UPDATE 11/3/10 @ 1:20PM
CHARLESTON, W.Va. (WSAZ) -- There were strong attacks across the country in the battle for control of Congress, with some of the strongest battle cries in southern West Virginia.
But, within a couple of hours of polls closing Tuesday night, Democratic Rep. Nick Rahall was projected to have won the race to retain his seat in West Virignia's 3rd Congressional district.
Rahall was in a fierce contest against Republican Spike Maynard, former chief justice of the West Virginia Supreme Court of Appeals.
Much of this campaign was about perceived voter anger, frustration and doubts that led to some serious attacks from both Maynard and Rahall over the last few weeks.
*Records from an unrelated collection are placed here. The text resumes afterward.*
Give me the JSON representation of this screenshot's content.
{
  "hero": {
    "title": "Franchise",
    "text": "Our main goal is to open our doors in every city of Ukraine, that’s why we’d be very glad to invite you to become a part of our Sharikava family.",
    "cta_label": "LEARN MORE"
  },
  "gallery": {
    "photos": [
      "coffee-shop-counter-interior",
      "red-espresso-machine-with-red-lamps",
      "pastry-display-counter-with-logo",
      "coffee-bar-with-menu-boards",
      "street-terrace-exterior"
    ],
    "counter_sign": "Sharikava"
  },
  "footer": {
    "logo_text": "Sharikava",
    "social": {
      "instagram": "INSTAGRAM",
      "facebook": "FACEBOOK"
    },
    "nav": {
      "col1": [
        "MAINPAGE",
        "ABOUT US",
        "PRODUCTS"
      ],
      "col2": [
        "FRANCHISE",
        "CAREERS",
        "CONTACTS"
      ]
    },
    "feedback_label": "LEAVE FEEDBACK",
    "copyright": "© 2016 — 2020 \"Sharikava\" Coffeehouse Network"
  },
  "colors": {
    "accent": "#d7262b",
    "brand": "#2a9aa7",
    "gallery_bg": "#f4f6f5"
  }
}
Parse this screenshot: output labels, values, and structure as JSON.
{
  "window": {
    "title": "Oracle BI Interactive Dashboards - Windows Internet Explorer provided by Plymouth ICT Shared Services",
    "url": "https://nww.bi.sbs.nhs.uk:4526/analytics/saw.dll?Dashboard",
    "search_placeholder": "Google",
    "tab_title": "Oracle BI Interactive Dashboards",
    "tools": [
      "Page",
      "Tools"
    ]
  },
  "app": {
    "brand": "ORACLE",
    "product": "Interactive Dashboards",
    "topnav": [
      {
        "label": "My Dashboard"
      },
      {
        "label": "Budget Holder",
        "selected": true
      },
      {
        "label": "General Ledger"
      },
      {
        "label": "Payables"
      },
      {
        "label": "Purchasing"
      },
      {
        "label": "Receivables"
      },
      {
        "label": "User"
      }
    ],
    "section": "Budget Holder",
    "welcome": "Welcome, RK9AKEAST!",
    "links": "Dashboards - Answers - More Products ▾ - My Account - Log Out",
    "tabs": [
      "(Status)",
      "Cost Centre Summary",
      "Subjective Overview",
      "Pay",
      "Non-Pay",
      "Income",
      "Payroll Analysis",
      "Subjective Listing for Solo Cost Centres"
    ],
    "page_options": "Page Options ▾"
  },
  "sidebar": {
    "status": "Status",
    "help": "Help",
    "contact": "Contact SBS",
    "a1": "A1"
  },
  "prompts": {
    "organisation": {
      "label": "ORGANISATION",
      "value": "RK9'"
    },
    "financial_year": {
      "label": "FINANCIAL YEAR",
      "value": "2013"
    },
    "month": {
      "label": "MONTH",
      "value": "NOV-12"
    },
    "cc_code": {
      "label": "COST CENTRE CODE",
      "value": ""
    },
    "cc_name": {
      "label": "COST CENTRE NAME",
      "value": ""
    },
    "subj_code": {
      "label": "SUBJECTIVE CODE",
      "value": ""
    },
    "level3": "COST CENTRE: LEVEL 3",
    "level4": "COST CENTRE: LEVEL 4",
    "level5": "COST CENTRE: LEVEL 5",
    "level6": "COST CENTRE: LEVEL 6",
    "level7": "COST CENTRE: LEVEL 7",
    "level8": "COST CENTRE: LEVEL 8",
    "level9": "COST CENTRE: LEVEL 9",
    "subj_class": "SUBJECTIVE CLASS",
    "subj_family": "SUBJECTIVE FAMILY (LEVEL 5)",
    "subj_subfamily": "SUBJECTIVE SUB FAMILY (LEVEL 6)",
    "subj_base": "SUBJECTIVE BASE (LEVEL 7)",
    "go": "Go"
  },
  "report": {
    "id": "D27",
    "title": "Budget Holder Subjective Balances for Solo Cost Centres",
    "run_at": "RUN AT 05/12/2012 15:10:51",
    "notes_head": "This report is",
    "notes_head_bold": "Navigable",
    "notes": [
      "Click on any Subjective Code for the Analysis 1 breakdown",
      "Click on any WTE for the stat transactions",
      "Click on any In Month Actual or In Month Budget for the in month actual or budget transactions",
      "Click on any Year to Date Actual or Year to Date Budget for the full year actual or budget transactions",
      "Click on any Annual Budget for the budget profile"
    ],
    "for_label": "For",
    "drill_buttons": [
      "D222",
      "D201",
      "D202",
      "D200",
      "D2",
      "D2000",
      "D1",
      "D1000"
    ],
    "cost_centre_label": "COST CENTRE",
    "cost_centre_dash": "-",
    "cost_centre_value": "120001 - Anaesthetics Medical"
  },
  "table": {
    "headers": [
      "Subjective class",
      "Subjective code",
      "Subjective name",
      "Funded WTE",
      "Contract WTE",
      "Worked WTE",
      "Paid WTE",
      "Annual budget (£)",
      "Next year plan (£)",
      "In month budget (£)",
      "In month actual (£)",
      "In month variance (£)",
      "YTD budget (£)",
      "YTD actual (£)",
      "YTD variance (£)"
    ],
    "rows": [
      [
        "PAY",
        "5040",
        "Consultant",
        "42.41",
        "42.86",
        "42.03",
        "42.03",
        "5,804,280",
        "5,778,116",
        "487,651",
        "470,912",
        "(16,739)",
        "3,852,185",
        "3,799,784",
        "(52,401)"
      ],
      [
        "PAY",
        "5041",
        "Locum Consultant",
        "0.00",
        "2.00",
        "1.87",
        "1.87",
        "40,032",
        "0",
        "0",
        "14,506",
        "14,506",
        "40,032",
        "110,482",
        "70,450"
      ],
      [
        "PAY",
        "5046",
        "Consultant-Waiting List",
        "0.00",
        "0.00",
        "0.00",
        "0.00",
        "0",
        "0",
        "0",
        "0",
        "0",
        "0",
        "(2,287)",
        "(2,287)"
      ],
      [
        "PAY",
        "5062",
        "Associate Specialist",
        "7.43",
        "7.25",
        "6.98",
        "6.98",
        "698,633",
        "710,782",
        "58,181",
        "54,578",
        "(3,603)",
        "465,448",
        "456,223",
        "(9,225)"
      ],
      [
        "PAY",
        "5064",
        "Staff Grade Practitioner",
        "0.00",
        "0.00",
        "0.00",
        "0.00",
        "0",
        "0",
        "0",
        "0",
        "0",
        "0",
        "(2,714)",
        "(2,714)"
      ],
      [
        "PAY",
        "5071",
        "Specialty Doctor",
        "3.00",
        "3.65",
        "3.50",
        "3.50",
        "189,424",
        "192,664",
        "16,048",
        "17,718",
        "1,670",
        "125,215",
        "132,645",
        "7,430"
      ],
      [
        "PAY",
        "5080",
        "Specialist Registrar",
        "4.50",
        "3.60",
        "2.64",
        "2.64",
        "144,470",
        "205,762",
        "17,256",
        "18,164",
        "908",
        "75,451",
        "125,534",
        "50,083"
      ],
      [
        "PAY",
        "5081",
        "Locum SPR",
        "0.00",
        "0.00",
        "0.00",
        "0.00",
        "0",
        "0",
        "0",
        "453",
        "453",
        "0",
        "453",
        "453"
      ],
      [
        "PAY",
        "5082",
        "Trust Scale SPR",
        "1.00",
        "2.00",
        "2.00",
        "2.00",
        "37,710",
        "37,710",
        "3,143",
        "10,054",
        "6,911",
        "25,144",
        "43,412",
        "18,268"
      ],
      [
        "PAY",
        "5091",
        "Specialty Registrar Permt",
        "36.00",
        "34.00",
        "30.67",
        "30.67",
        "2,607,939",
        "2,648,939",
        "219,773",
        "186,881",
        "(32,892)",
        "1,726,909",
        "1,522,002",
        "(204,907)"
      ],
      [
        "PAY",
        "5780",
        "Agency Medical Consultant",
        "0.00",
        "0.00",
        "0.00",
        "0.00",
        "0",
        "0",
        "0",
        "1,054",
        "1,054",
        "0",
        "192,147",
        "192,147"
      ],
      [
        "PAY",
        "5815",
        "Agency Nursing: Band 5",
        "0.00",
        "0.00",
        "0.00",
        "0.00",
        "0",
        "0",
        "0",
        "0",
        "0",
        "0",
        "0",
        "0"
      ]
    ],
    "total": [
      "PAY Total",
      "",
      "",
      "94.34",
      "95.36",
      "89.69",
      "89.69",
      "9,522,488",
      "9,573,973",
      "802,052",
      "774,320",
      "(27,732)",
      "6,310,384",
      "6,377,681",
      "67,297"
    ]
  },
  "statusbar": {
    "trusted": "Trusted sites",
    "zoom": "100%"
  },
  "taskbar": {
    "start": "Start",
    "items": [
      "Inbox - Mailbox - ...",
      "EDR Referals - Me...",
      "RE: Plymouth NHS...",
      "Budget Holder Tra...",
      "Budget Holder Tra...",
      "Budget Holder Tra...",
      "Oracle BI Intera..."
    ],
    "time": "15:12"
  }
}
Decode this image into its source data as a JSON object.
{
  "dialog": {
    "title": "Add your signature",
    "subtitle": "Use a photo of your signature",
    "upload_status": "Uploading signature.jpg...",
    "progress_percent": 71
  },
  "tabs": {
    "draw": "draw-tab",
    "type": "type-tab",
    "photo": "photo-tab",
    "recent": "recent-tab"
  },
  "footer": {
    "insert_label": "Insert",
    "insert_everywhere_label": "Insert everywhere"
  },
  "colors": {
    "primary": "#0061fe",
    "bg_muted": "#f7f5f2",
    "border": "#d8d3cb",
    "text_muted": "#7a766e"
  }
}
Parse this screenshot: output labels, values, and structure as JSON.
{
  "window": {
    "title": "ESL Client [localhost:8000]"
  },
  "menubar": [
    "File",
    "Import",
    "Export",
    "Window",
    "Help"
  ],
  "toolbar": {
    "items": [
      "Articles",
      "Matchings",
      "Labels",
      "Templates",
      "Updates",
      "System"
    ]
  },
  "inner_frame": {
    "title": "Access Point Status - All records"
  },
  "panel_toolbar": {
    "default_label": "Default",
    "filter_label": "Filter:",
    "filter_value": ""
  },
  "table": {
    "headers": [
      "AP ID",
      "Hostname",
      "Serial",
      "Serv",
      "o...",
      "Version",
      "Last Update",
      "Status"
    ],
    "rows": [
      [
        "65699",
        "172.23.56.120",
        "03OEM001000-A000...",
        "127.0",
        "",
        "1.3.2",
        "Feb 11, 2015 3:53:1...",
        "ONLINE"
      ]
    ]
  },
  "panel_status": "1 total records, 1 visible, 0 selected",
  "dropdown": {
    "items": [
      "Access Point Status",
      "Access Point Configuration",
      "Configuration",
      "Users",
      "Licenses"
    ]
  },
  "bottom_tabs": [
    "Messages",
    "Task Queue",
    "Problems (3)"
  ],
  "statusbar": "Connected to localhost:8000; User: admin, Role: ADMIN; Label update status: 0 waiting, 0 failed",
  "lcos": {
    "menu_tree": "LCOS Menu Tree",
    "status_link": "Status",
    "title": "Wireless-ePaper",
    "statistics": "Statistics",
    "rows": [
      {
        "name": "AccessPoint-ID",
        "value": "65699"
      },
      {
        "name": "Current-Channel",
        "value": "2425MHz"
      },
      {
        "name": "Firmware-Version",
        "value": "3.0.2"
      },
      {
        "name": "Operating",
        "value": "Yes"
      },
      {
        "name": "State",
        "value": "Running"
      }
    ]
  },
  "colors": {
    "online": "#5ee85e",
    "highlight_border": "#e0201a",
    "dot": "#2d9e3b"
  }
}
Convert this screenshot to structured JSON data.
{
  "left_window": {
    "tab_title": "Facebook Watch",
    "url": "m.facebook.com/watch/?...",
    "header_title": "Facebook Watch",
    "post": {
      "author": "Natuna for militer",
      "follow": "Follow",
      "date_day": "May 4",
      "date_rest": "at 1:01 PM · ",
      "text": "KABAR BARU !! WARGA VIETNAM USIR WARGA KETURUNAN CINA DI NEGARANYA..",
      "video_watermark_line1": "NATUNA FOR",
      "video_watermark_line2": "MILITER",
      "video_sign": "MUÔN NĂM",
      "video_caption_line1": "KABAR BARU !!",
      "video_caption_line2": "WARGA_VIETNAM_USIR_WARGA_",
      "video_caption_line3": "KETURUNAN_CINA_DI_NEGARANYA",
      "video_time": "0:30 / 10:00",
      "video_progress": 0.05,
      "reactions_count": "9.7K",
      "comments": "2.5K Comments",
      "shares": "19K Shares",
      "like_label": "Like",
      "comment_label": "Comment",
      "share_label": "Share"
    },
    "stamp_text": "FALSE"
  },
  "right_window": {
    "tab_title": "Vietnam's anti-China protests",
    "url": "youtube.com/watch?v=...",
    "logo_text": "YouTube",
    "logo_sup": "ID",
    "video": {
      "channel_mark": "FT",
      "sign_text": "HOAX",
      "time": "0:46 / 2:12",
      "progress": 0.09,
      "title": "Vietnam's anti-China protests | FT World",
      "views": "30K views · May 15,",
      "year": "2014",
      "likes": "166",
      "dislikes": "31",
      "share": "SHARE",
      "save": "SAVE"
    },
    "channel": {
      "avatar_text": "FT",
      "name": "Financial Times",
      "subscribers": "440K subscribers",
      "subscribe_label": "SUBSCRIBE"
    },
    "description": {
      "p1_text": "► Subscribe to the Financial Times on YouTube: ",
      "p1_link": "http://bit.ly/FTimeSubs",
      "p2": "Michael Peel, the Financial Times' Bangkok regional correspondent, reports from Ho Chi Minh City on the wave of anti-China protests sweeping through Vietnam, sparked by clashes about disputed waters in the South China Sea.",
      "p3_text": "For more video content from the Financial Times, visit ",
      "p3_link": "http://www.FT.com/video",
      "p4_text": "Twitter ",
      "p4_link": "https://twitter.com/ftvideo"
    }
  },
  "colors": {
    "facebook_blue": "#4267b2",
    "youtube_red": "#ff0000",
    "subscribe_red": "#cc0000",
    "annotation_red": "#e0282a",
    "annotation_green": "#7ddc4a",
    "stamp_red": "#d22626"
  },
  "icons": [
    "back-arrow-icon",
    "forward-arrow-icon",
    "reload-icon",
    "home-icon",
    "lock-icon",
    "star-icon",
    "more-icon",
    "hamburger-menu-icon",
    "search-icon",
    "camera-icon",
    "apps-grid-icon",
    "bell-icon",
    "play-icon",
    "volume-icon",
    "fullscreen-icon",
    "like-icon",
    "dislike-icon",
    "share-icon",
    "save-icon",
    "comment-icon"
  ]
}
But on Election Day, voters elected Rahall to his 18th term in Congress. He commended Maynard for the fighting hard in the race.
Most of Rahall’s challengers have not come as close as Maynard did to winning. His closest races were in 1976 and 1990.
Congress is now divided with a Republican House of Representatives and a Democratically controlled Senate, but Rahall says it doesn't necessarily mean gridlock.
“I believe you'll see a greater reaching out. And, I think you'll see the Republicans recognizing that now that they are in charge, there comes a certain calmness. It's much more difficult to govern than it is to be on the outside throwing the bombs in,” Rahall said.
Shortly after the race was called for Rahall, he got a phone call from President Barack Obama congratulating him.
Rahall shared with the president his concerns about how outside groups were able to spend money in this election cycle, and said they still have a lot of work to do on the unemployment issue.
Maynard did not attend any Election Day festivities and was not available for comment.
Even with this loss, Republicans say they were glad to see Maynard gaining so much support and running a campaign that had many questioning the future of Rahall’s seat.
West Virginia GOP chair Mike Stuart says there's a lot Maynard could have brought to the table.
“I think common sense. I will say that he's a friend of coal, and I would have loved to have seen somebody like Spike Maynard fighting for West Virginia jobs the way Spike Maynard cares for West Virginia jobs,” Stuart said.
Stuart says Rahall "escaped this time," and that Republicans are already planning their strategies for 2012.
With 570 out of 614 precincts reporting (93 percent), Rahall had 56 percent of the vote to Maynard's 44 percent.
Keep clicking here at WSAZ.com for more information on this developing story.